Recipe Substitutions: How to swap ingredients and balance flavors
If you are like most of us these days, a trip to the grocery store can seem more like a covert rescue mission from an action movie. You prepare your list, put on your protective gear, and head to the store. Or otherwise, select the items you need on your online list and arrange for a pickup time when they bring everything out to you. Only to find the store didn't have a lot of what you needed. What are you going to do? This new cooking experience in your kitchen can be frustrating, especially to a novice cook, but it doesn't have to be! This is why we've put together a list of substitutions you can use in your recipes when the store or your kitchen doesn't have what you need on your shopping list.

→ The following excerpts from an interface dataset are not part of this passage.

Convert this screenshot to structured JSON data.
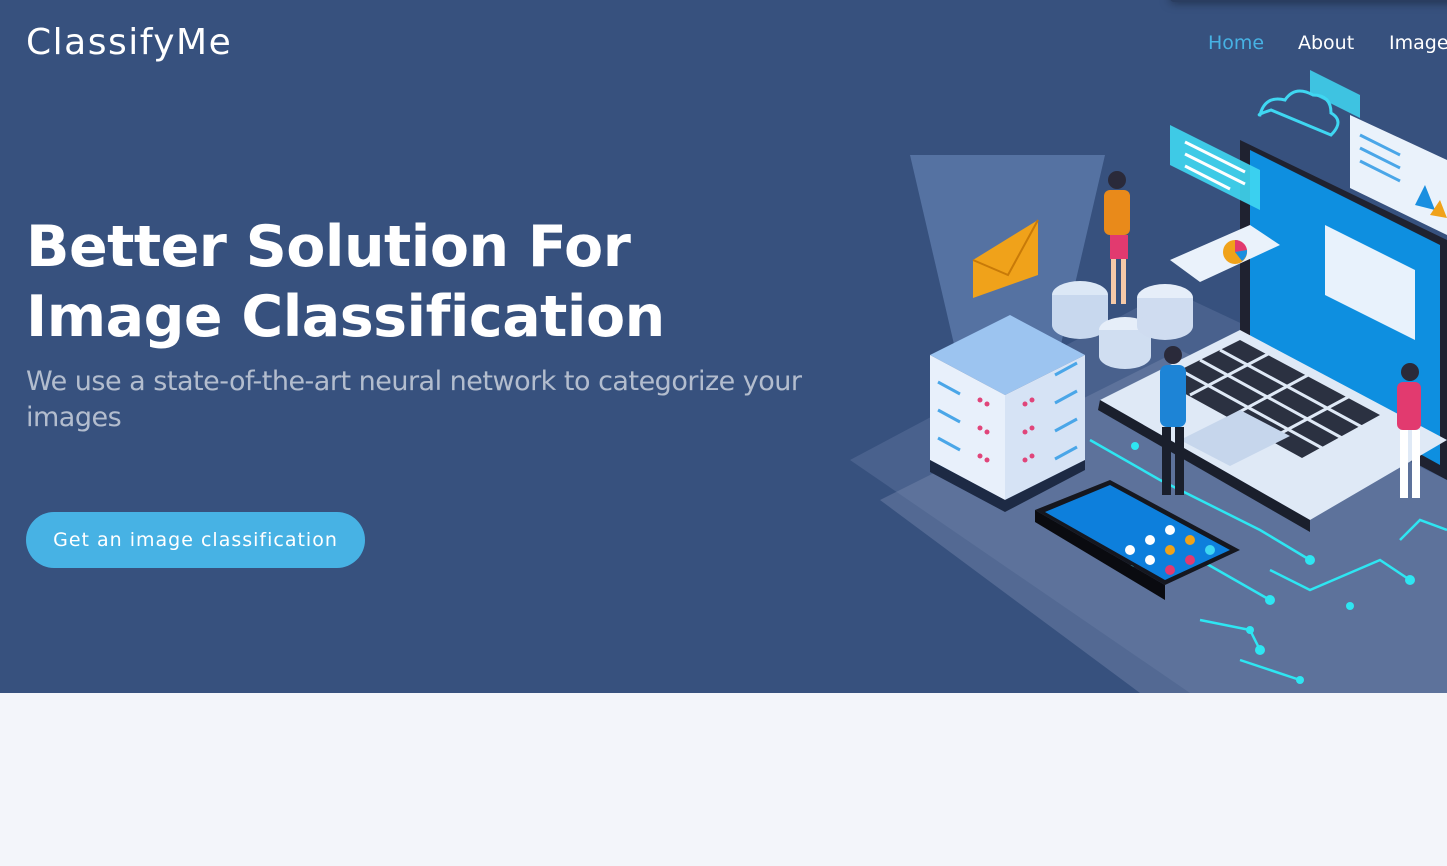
{
  "brand": {
    "logo_text": "ClassifyMe"
  },
  "nav": {
    "items": [
      {
        "label": "Home",
        "active": true
      },
      {
        "label": "About",
        "active": false
      },
      {
        "label": "Image",
        "active": false
      }
    ]
  },
  "hero": {
    "title": "Better Solution For Image Classification",
    "subtitle": "We use a state-of-the-art neural network to categorize your images",
    "cta_label": "Get an image classification",
    "illustration_icon": "isometric-tech-illustration-icon"
  },
  "colors": {
    "hero_background": "#37517e",
    "accent": "#47b2e4",
    "page_background": "#f3f5fa"
  }
}
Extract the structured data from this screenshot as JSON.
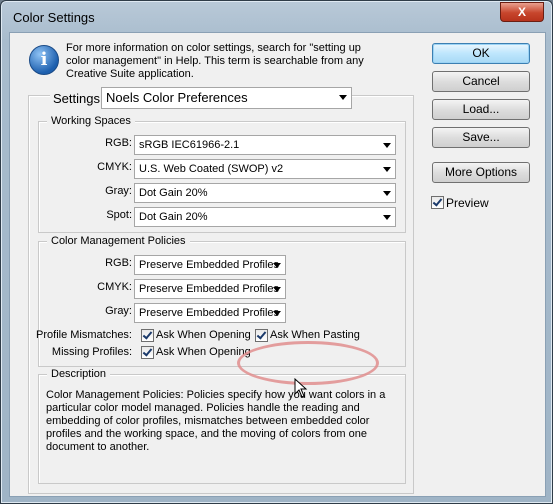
{
  "window": {
    "title": "Color Settings",
    "close_glyph": "X"
  },
  "info": {
    "icon": "info-icon",
    "icon_glyph": "i",
    "text": "For more information on color settings, search for \"setting up color management\" in Help. This term is searchable from any Creative Suite application."
  },
  "settings": {
    "label": "Settings:",
    "value": "Noels Color Preferences"
  },
  "working_spaces": {
    "title": "Working Spaces",
    "rows": [
      {
        "label": "RGB:",
        "value": "sRGB IEC61966-2.1"
      },
      {
        "label": "CMYK:",
        "value": "U.S. Web Coated (SWOP) v2"
      },
      {
        "label": "Gray:",
        "value": "Dot Gain 20%"
      },
      {
        "label": "Spot:",
        "value": "Dot Gain 20%"
      }
    ]
  },
  "policies": {
    "title": "Color Management Policies",
    "rows": [
      {
        "label": "RGB:",
        "value": "Preserve Embedded Profiles"
      },
      {
        "label": "CMYK:",
        "value": "Preserve Embedded Profiles"
      },
      {
        "label": "Gray:",
        "value": "Preserve Embedded Profiles"
      }
    ],
    "profile_mismatches": {
      "label": "Profile Mismatches:",
      "ask_when_opening": {
        "label": "Ask When Opening",
        "checked": true
      },
      "ask_when_pasting": {
        "label": "Ask When Pasting",
        "checked": true
      }
    },
    "missing_profiles": {
      "label": "Missing Profiles:",
      "ask_when_opening": {
        "label": "Ask When Opening",
        "checked": true
      }
    }
  },
  "description": {
    "title": "Description",
    "text": "Color Management Policies:  Policies specify how you want colors in a particular color model managed.  Policies handle the reading and embedding of color profiles, mismatches between embedded color profiles and the working space, and the moving of colors from one document to another."
  },
  "buttons": {
    "ok": "OK",
    "cancel": "Cancel",
    "load": "Load...",
    "save": "Save...",
    "more_options": "More Options"
  },
  "preview": {
    "label": "Preview",
    "checked": true
  },
  "colors": {
    "highlight": "#e08e8e",
    "default_button": "#bee6fd",
    "title_bar": "#b9c9d8"
  }
}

Check out these tips on how to find the right substitutes for your grass-fed beef recipes.
Most common ingredient swaps
There are some common recipes swaps that can be really easy if you've just got a few staples on hand. Here are some simple fixes you can use!
- Bread crumbs = cracker crumbs
- Sour Cream = buttermilk and plain yogurt
- Buttermilk=whole milk and a tablespoon of white vinegar or lemon juice
- Lemon juice = vinegar (it's all about the acidity really)
- Quinoa = millet or couscous
- Red peppers = pimientos
- Sugar = Honey
Read more: Cooking without a recipe, what you need to know
Even if you don't cook all that often, you should have your kitchen stocked with these items that you will use most of the time once you get your cook on.
Essentials to Have on Hand
- Pepper (Fresh ground is best, if you can get the grinder and refill it!)
- Olive oil (Extra Virgin tastes the best, but isn't necessary) or Grapeseed oil
- Butter (unsalted)
- Vinegar (Apple cider or white)
- Hot Sauce
- Coconut Aminos or Soy Sauce
All things tomato: Tomatoes not only provide flavor to a dish, but also the acidity needed to bring a dish together. Stock up on diced tomatoes, tomato sauce, and tomato paste to cut the prep-time and increase the shelf life of this versatile fruit/vegetable.
Marinara sauce: From frozen cheese sticks to your favorite pasta recipe, having marinara sauce on hand cuts your cooking time down significantly.
Canned beans (black, white, kidney, etc). Easy to open a can and drop into recipes for protein and texture. Or see below in dry goods for a better option.
Canned Corn: A long shelf life is guaranteed with this versatile starch, even in the off-season.
Tuna: So many uses, from sandwiches to salads or casseroles
Beef and Chicken broth: These can come in little cubes too, but the canned variety tastes the best. You can even find jars of stock. Perfect for making gravies, sauces, or reductions. Check online if you are feeling daring enough to make your own stock from leftover bones! It's what your favorite restaurant probably does.
Beans: They are mentioned above, but a little bit of prep time can change your mind on these legumes when you start from dry.
Pasta: Long shelf life, and wide variety in your pantry
Lentils, peas: A nice assortment of starchy/protein-filled goodness
Rice: Maybe as essential to have as pasta. Stock up!
Get back to your roots
From starches to the base for most soups (called a mirepoix if you want to get technical), you should to have these on hand:
- Worcestershire sauce
Spice it up!
Salt and pepper are a given, but what about the rest? You can take on nearly any recipe with a decent assortment of spices.
- Dried basil
- Bay leaves
- Ground cumin
- Ground sage
- Whole Rosemary leaves
- Ground cayenne pepper
- Red pepper (ground and flakes)
- Chili powder (really just a combination of cumin and ground red pepper)
- Garlic powder
- Onion powder
- Smoked paprika
Read more: 3 Easy Steak Rubs to Spice it Up
Cooking with Pre beef
If you would like to learn more, check out our cooking guide. We can show you how to bring it all together to make your next cooking adventure delicious and memorable. Want to learn more? Want to become a beef geek? Just join our email list to get delicious offers, events, recipes, and more!